[Information given — start]

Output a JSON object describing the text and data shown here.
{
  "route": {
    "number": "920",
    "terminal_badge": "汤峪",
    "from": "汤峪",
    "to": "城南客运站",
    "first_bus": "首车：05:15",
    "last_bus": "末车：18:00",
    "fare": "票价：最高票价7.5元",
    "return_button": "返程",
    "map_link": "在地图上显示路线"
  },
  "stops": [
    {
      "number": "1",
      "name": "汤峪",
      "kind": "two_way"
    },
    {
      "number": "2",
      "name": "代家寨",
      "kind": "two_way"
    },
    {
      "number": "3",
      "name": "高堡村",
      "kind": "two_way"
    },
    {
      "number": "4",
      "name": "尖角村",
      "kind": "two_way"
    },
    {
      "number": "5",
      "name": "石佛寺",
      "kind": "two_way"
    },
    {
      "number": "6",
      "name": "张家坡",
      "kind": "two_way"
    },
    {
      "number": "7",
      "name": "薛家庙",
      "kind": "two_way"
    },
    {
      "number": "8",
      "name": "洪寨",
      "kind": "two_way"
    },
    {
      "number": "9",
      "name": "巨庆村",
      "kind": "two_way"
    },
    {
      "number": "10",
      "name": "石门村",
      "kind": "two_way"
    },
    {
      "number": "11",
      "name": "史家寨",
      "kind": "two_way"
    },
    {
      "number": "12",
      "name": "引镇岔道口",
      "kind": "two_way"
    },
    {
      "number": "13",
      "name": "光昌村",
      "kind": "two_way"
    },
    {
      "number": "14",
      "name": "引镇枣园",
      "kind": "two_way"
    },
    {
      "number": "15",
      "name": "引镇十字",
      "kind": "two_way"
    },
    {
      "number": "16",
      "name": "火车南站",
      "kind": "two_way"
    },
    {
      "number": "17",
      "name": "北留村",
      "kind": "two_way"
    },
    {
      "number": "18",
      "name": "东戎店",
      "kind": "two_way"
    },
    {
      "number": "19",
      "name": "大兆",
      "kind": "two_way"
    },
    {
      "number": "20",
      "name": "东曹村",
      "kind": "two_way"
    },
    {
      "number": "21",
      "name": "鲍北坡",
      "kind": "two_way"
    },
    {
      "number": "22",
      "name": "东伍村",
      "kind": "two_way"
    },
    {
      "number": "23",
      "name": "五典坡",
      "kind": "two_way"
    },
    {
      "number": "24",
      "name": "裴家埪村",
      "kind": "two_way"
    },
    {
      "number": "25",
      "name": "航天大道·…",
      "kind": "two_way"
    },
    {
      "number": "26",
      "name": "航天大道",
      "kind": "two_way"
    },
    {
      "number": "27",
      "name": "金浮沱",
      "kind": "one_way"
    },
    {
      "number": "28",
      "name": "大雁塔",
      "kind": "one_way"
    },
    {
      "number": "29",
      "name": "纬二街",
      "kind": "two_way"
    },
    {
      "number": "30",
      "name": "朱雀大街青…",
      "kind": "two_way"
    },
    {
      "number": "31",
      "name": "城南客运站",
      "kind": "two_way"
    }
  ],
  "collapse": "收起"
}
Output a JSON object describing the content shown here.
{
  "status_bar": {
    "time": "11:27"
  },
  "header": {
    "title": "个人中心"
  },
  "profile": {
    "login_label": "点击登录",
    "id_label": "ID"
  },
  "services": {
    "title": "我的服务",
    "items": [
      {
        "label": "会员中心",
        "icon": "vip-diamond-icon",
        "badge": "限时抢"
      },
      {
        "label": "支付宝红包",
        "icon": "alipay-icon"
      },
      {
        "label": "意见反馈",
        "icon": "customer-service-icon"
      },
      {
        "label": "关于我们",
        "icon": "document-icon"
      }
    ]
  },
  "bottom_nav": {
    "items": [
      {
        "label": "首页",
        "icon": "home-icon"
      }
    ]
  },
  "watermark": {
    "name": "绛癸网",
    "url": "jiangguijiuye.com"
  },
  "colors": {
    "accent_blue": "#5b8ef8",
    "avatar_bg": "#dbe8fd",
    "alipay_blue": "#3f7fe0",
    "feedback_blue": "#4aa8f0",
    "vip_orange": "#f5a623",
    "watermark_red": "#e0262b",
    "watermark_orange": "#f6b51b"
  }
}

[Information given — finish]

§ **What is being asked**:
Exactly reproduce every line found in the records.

§ **Finished task**:
Output a JSON object describing the text and data shown here.
{
  "route": {
    "number": "920",
    "terminal_badge": "汤峪",
    "from": "汤峪",
    "to": "城南客运站",
    "first_bus": "首车：05:15",
    "last_bus": "末车：18:00",
    "fare": "票价：最高票价7.5元",
    "return_button": "返程",
    "map_link": "在地图上显示路线"
  },
  "stops": [
    {
      "number": "1",
      "name": "汤峪",
      "kind": "two_way"
    },
    {
      "number": "2",
      "name": "代家寨",
      "kind": "two_way"
    },
    {
      "number": "3",
      "name": "高堡村",
      "kind": "two_way"
    },
    {
      "number": "4",
      "name": "尖角村",
      "kind": "two_way"
    },
    {
      "number": "5",
      "name": "石佛寺",
      "kind": "two_way"
    },
    {
      "number": "6",
      "name": "张家坡",
      "kind": "two_way"
    },
    {
      "number": "7",
      "name": "薛家庙",
      "kind": "two_way"
    },
    {
      "number": "8",
      "name": "洪寨",
      "kind": "two_way"
    },
    {
      "number": "9",
      "name": "巨庆村",
      "kind": "two_way"
    },
    {
      "number": "10",
      "name": "石门村",
      "kind": "two_way"
    },
    {
      "number": "11",
      "name": "史家寨",
      "kind": "two_way"
    },
    {
      "number": "12",
      "name": "引镇岔道口",
      "kind": "two_way"
    },
    {
      "number": "13",
      "name": "光昌村",
      "kind": "two_way"
    },
    {
      "number": "14",
      "name": "引镇枣园",
      "kind": "two_way"
    },
    {
      "number": "15",
      "name": "引镇十字",
      "kind": "two_way"
    },
    {
      "number": "16",
      "name": "火车南站",
      "kind": "two_way"
    },
    {
      "number": "17",
      "name": "北留村",
      "kind": "two_way"
    },
    {
      "number": "18",
      "name": "东戎店",
      "kind": "two_way"
    },
    {
      "number": "19",
      "name": "大兆",
      "kind": "two_way"
    },
    {
      "number": "20",
      "name": "东曹村",
      "kind": "two_way"
    },
    {
      "number": "21",
      "name": "鲍北坡",
      "kind": "two_way"
    },
    {
      "number": "22",
      "name": "东伍村",
      "kind": "two_way"
    },
    {
      "number": "23",
      "name": "五典坡",
      "kind": "two_way"
    },
    {
      "number": "24",
      "name": "裴家埪村",
      "kind": "two_way"
    },
    {
      "number": "25",
      "name": "航天大道·…",
      "kind": "two_way"
    },
    {
      "number": "26",
      "name": "航天大道",
      "kind": "two_way"
    },
    {
      "number": "27",
      "name": "金浮沱",
      "kind": "one_way"
    },
    {
      "number": "28",
      "name": "大雁塔",
      "kind": "one_way"
    },
    {
      "number": "29",
      "name": "纬二街",
      "kind": "two_way"
    },
    {
      "number": "30",
      "name": "朱雀大街青…",
      "kind": "two_way"
    },
    {
      "number": "31",
      "name": "城南客运站",
      "kind": "two_way"
    }
  ],
  "collapse": "收起"
}
Output a JSON object describing the content shown here.
{
  "status_bar": {
    "time": "11:27"
  },
  "header": {
    "title": "个人中心"
  },
  "profile": {
    "login_label": "点击登录",
    "id_label": "ID"
  },
  "services": {
    "title": "我的服务",
    "items": [
      {
        "label": "会员中心",
        "icon": "vip-diamond-icon",
        "badge": "限时抢"
      },
      {
        "label": "支付宝红包",
        "icon": "alipay-icon"
      },
      {
        "label": "意见反馈",
        "icon": "customer-service-icon"
      },
      {
        "label": "关于我们",
        "icon": "document-icon"
      }
    ]
  },
  "bottom_nav": {
    "items": [
      {
        "label": "首页",
        "icon": "home-icon"
      }
    ]
  },
  "watermark": {
    "name": "绛癸网",
    "url": "jiangguijiuye.com"
  },
  "colors": {
    "accent_blue": "#5b8ef8",
    "avatar_bg": "#dbe8fd",
    "alipay_blue": "#3f7fe0",
    "feedback_blue": "#4aa8f0",
    "vip_orange": "#f5a623",
    "watermark_red": "#e0262b",
    "watermark_orange": "#f6b51b"
  }
}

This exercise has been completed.